[Dataset entries]
= Beginning of Section =

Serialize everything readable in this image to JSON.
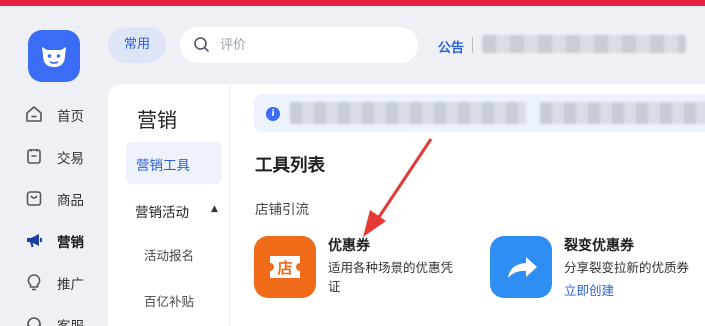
{
  "colors": {
    "top_bar": "#e8213f",
    "accent": "#2b5fd9",
    "logo": "#3b6cf6",
    "coupon_icon": "#ef6a19",
    "share_icon": "#2f8ef3",
    "annotation_arrow": "#e53935"
  },
  "logo": {
    "icon": "cow-head-icon"
  },
  "nav": {
    "items": [
      {
        "label": "首页",
        "icon": "home-icon"
      },
      {
        "label": "交易",
        "icon": "clipboard-icon"
      },
      {
        "label": "商品",
        "icon": "bag-icon"
      },
      {
        "label": "营销",
        "icon": "megaphone-icon",
        "active": true
      },
      {
        "label": "推广",
        "icon": "bulb-icon"
      },
      {
        "label": "客服",
        "icon": "headset-icon"
      }
    ]
  },
  "header": {
    "common_chip": "常用",
    "search": {
      "placeholder": "评价",
      "value": ""
    },
    "notice_label": "公告"
  },
  "submenu": {
    "title": "营销",
    "selected": "营销工具",
    "group": "营销活动",
    "items": [
      "活动报名",
      "百亿补贴"
    ]
  },
  "main": {
    "title": "工具列表",
    "section": "店铺引流",
    "tools": [
      {
        "name": "优惠券",
        "desc": "适用各种场景的优惠凭证",
        "icon_text": "店",
        "icon": "coupon-store-icon"
      },
      {
        "name": "裂变优惠券",
        "desc": "分享裂变拉新的优质券",
        "link": "立即创建",
        "icon": "share-arrow-icon"
      }
    ]
  }
}
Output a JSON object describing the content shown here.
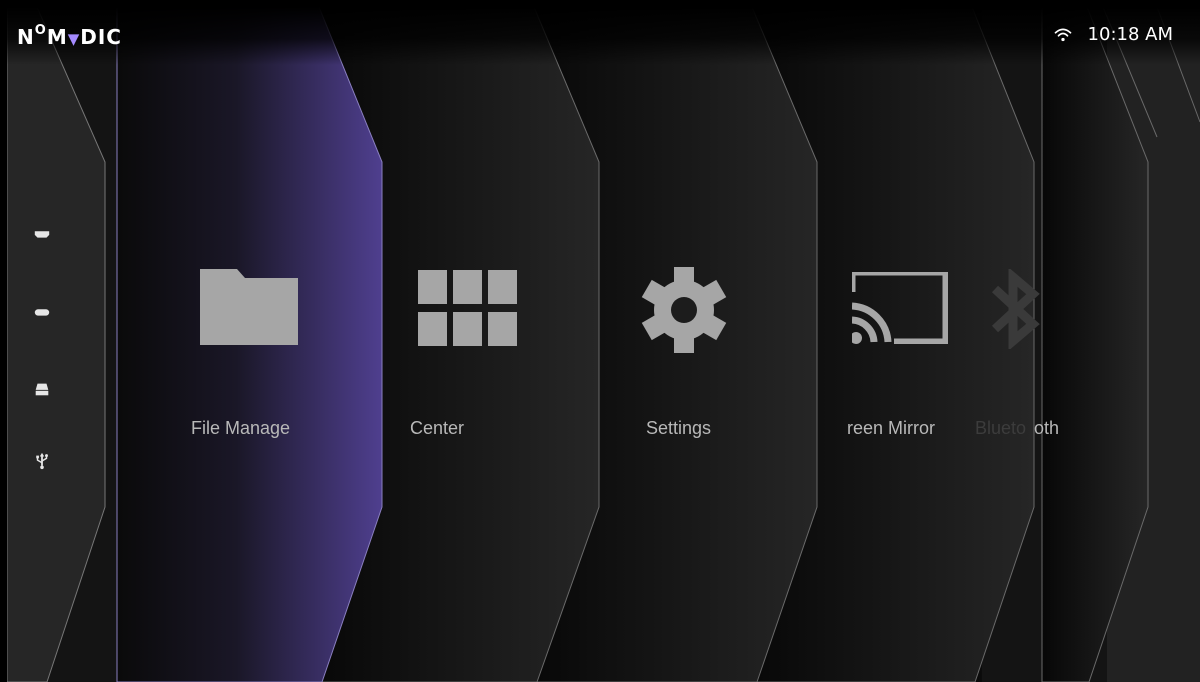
{
  "brand": {
    "logo_text": "NOMVDIC",
    "accent_color": "#a58bff"
  },
  "status_bar": {
    "time": "10:18 AM",
    "wifi_icon": "wifi-icon"
  },
  "source_sidebar": {
    "items": [
      {
        "name": "hdmi-1",
        "icon": "hdmi-icon"
      },
      {
        "name": "hdmi-2",
        "icon": "hdmi-icon"
      },
      {
        "name": "storage",
        "icon": "drive-icon"
      },
      {
        "name": "usb",
        "icon": "usb-icon"
      }
    ]
  },
  "home_tiles": [
    {
      "label": "File Manage",
      "icon": "folder-icon",
      "focused": true,
      "focus_color": "#4f3f8f"
    },
    {
      "label": "Center",
      "icon": "app-grid-icon"
    },
    {
      "label": "Settings",
      "icon": "gear-icon"
    },
    {
      "label": "reen Mirror",
      "icon": "cast-icon"
    },
    {
      "label": "Blueto",
      "icon": "bluetooth-icon"
    },
    {
      "label": "oth",
      "icon": ""
    }
  ]
}
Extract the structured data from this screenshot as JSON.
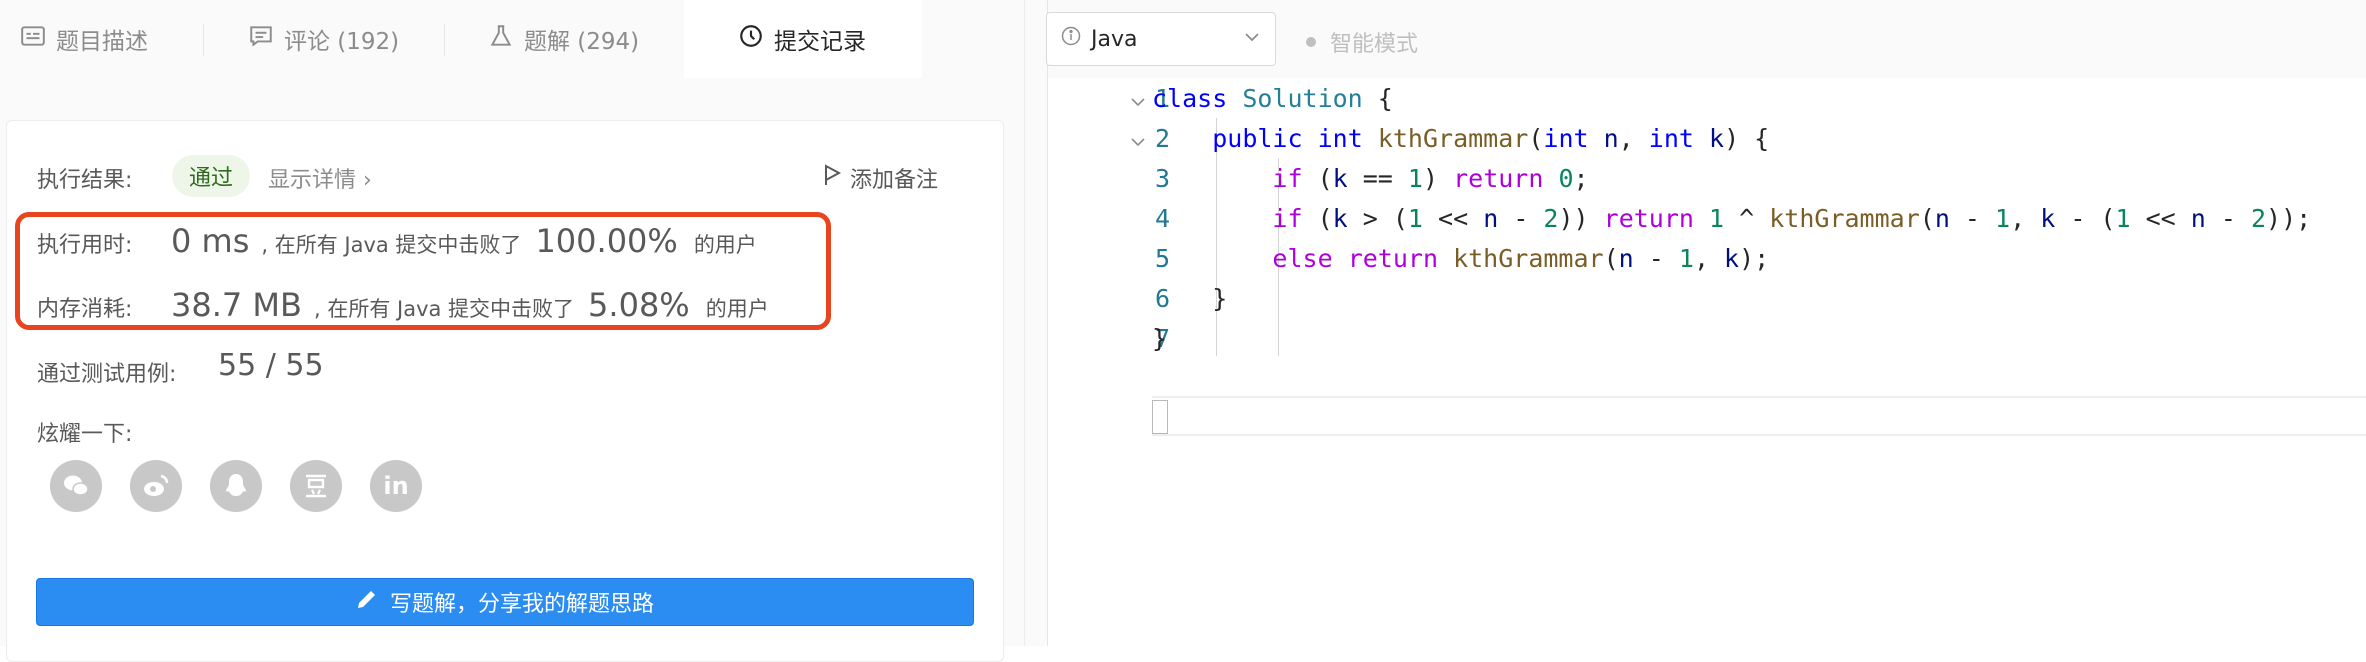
{
  "tabs": [
    {
      "label": "题目描述",
      "icon": "description-icon"
    },
    {
      "label": "评论 (192)",
      "icon": "comment-icon"
    },
    {
      "label": "题解 (294)",
      "icon": "flask-icon"
    },
    {
      "label": "提交记录",
      "icon": "clock-icon",
      "active": true
    }
  ],
  "result": {
    "label": "执行结果:",
    "status": "通过",
    "detail_link": "显示详情 ›",
    "add_note": "添加备注",
    "runtime": {
      "label": "执行用时:",
      "value": "0 ms",
      "mid": ", 在所有 Java 提交中击败了",
      "percent": "100.00%",
      "suffix": "的用户"
    },
    "memory": {
      "label": "内存消耗:",
      "value": "38.7 MB",
      "mid": ", 在所有 Java 提交中击败了",
      "percent": "5.08%",
      "suffix": "的用户"
    },
    "tests_label": "通过测试用例:",
    "tests_value": "55 / 55",
    "share_label": "炫耀一下:",
    "share_icons": [
      "wechat-icon",
      "weibo-icon",
      "qq-icon",
      "douban-icon",
      "linkedin-icon"
    ],
    "write_button": "写题解，分享我的解题思路"
  },
  "editor": {
    "language": "Java",
    "mode": "智能模式",
    "line_numbers": [
      "1",
      "2",
      "3",
      "4",
      "5",
      "6",
      "7"
    ],
    "code_lines": [
      "class Solution {",
      "    public int kthGrammar(int n, int k) {",
      "        if (k == 1) return 0;",
      "        if (k > (1 << n - 2)) return 1 ^ kthGrammar(n - 1, k - (1 << n - 2));",
      "        else return kthGrammar(n - 1, k);",
      "    }",
      "}"
    ]
  },
  "colors": {
    "accent": "#2b8cf2",
    "highlight": "#e8441f",
    "pass_badge_bg": "#eef6ea",
    "pass_badge_text": "#2f6b1d"
  }
}
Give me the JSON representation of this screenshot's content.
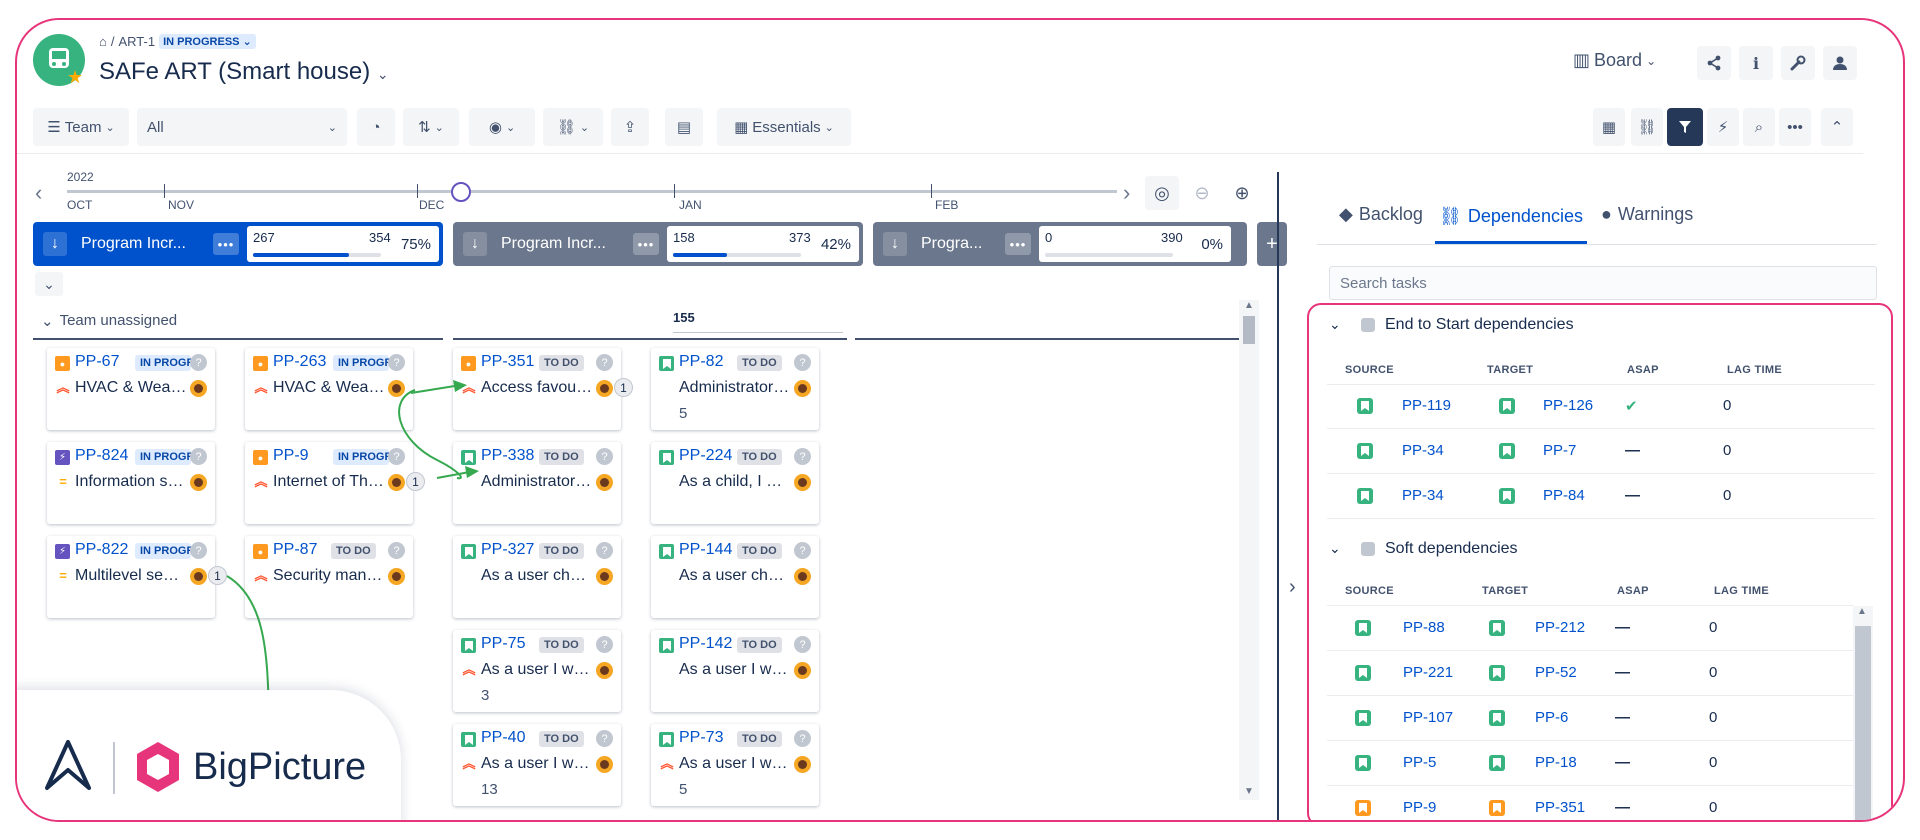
{
  "header": {
    "breadcrumb_sep": "/",
    "breadcrumb_key": "ART-1",
    "status": "IN PROGRESS",
    "title": "SAFe ART (Smart house)",
    "view": "Board"
  },
  "toolbar": {
    "team": "Team",
    "filter_value": "All",
    "essentials": "Essentials"
  },
  "timeline": {
    "year": "2022",
    "months": [
      "OCT",
      "NOV",
      "DEC",
      "JAN",
      "FEB"
    ]
  },
  "increments": [
    {
      "name": "Program Incr...",
      "done": "267",
      "total": "354",
      "pct": "75%",
      "progress": 0.75,
      "color": "#0052cc"
    },
    {
      "name": "Program Incr...",
      "done": "158",
      "total": "373",
      "pct": "42%",
      "progress": 0.42,
      "color": "#6b778c"
    },
    {
      "name": "Progra...",
      "done": "0",
      "total": "390",
      "pct": "0%",
      "progress": 0,
      "color": "#6b778c"
    }
  ],
  "board": {
    "swimlane": "Team unassigned",
    "column_count": "155",
    "col1": [
      {
        "key": "PP-67",
        "type": "idea",
        "status": "IN PROGRESS",
        "status_kind": "ip",
        "priority": "high",
        "summary": "HVAC & Weather monitoring"
      },
      {
        "key": "PP-824",
        "type": "epic",
        "status": "IN PROGRESS",
        "status_kind": "ip",
        "priority": "medium",
        "summary": "Information system"
      },
      {
        "key": "PP-822",
        "type": "epic",
        "status": "IN PROGRESS",
        "status_kind": "ip",
        "priority": "medium",
        "summary": "Multilevel security",
        "links": "1"
      }
    ],
    "col2": [
      {
        "key": "PP-263",
        "type": "idea",
        "status": "IN PROGRESS",
        "status_kind": "ip",
        "priority": "high",
        "summary": "HVAC & Weather monitoring"
      },
      {
        "key": "PP-9",
        "type": "idea",
        "status": "IN PROGRESS",
        "status_kind": "ip",
        "priority": "high",
        "summary": "Internet of Things",
        "links": "1"
      },
      {
        "key": "PP-87",
        "type": "idea",
        "status": "TO DO",
        "status_kind": "td",
        "priority": "high",
        "summary": "Security management"
      }
    ],
    "col3": [
      {
        "key": "PP-351",
        "type": "idea",
        "status": "TO DO",
        "status_kind": "td",
        "priority": "high",
        "summary": "Access favourites",
        "links": "1"
      },
      {
        "key": "PP-338",
        "type": "story",
        "status": "TO DO",
        "status_kind": "td",
        "priority": "none",
        "summary": "Administrator can"
      },
      {
        "key": "PP-327",
        "type": "story",
        "status": "TO DO",
        "status_kind": "td",
        "priority": "none",
        "summary": "As a user check status"
      },
      {
        "key": "PP-75",
        "type": "story",
        "status": "TO DO",
        "status_kind": "td",
        "priority": "high",
        "summary": "As a user I want",
        "points": "3"
      },
      {
        "key": "PP-40",
        "type": "story",
        "status": "TO DO",
        "status_kind": "td",
        "priority": "high",
        "summary": "As a user I want",
        "points": "13"
      }
    ],
    "col4": [
      {
        "key": "PP-82",
        "type": "story",
        "status": "TO DO",
        "status_kind": "td",
        "priority": "none",
        "summary": "Administrator can",
        "points": "5"
      },
      {
        "key": "PP-224",
        "type": "story",
        "status": "TO DO",
        "status_kind": "td",
        "priority": "none",
        "summary": "As a child, I want"
      },
      {
        "key": "PP-144",
        "type": "story",
        "status": "TO DO",
        "status_kind": "td",
        "priority": "none",
        "summary": "As a user check status"
      },
      {
        "key": "PP-142",
        "type": "story",
        "status": "TO DO",
        "status_kind": "td",
        "priority": "none",
        "summary": "As a user I want"
      },
      {
        "key": "PP-73",
        "type": "story",
        "status": "TO DO",
        "status_kind": "td",
        "priority": "high",
        "summary": "As a user I want",
        "points": "5"
      }
    ]
  },
  "panel": {
    "tabs": [
      "Backlog",
      "Dependencies",
      "Warnings"
    ],
    "search_placeholder": "Search tasks",
    "columns": [
      "SOURCE",
      "TARGET",
      "ASAP",
      "LAG TIME"
    ],
    "end_to_start": {
      "title": "End to Start dependencies",
      "rows": [
        {
          "source": "PP-119",
          "source_type": "story",
          "target": "PP-126",
          "target_type": "story",
          "asap": "✔",
          "lag": "0"
        },
        {
          "source": "PP-34",
          "source_type": "story",
          "target": "PP-7",
          "target_type": "story",
          "asap": "—",
          "lag": "0"
        },
        {
          "source": "PP-34",
          "source_type": "story",
          "target": "PP-84",
          "target_type": "story",
          "asap": "—",
          "lag": "0"
        }
      ]
    },
    "soft": {
      "title": "Soft dependencies",
      "rows": [
        {
          "source": "PP-88",
          "source_type": "story",
          "target": "PP-212",
          "target_type": "story",
          "asap": "—",
          "lag": "0"
        },
        {
          "source": "PP-221",
          "source_type": "story",
          "target": "PP-52",
          "target_type": "story",
          "asap": "—",
          "lag": "0"
        },
        {
          "source": "PP-107",
          "source_type": "story",
          "target": "PP-6",
          "target_type": "story",
          "asap": "—",
          "lag": "0"
        },
        {
          "source": "PP-5",
          "source_type": "story",
          "target": "PP-18",
          "target_type": "story",
          "asap": "—",
          "lag": "0"
        },
        {
          "source": "PP-9",
          "source_type": "idea",
          "target": "PP-351",
          "target_type": "idea",
          "asap": "—",
          "lag": "0"
        }
      ]
    }
  },
  "brand": {
    "name": "BigPicture",
    "accent": "#e6357a"
  }
}
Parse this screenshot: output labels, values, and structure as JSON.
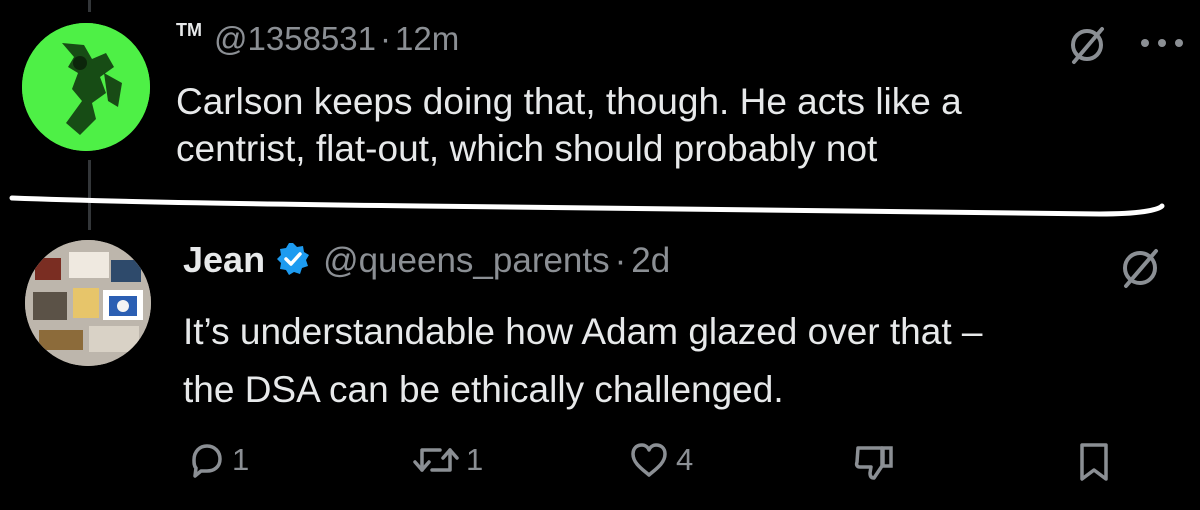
{
  "tweet1": {
    "display_name": "TM",
    "handle": "@1358531",
    "separator": "·",
    "time": "12m",
    "text_line1": "Carlson keeps doing that, though. He acts like a",
    "text_line2": "centrist, flat-out, which should probably not",
    "avatar_icon": "green-figure-avatar",
    "action_icons": [
      "grok-icon",
      "more-icon"
    ]
  },
  "tweet2": {
    "display_name": "Jean",
    "verified_icon": "verified-badge-icon",
    "handle": "@queens_parents",
    "separator": "·",
    "time": "2d",
    "text_line1": "It’s understandable how Adam glazed over that –",
    "text_line2": "the DSA can be ethically challenged.",
    "avatar_icon": "photo-avatar",
    "grok_icon": "grok-icon",
    "actions": {
      "reply_count": "1",
      "retweet_count": "1",
      "like_count": "4"
    },
    "action_icons": [
      "reply-icon",
      "retweet-icon",
      "like-icon",
      "dislike-icon",
      "bookmark-icon"
    ]
  },
  "colors": {
    "background": "#000000",
    "text": "#e7e9ea",
    "secondary": "#8b8f94",
    "verified": "#1d9bf0",
    "avatar_green": "#4ef046",
    "divider": "#ffffff"
  }
}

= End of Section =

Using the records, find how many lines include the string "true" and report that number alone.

3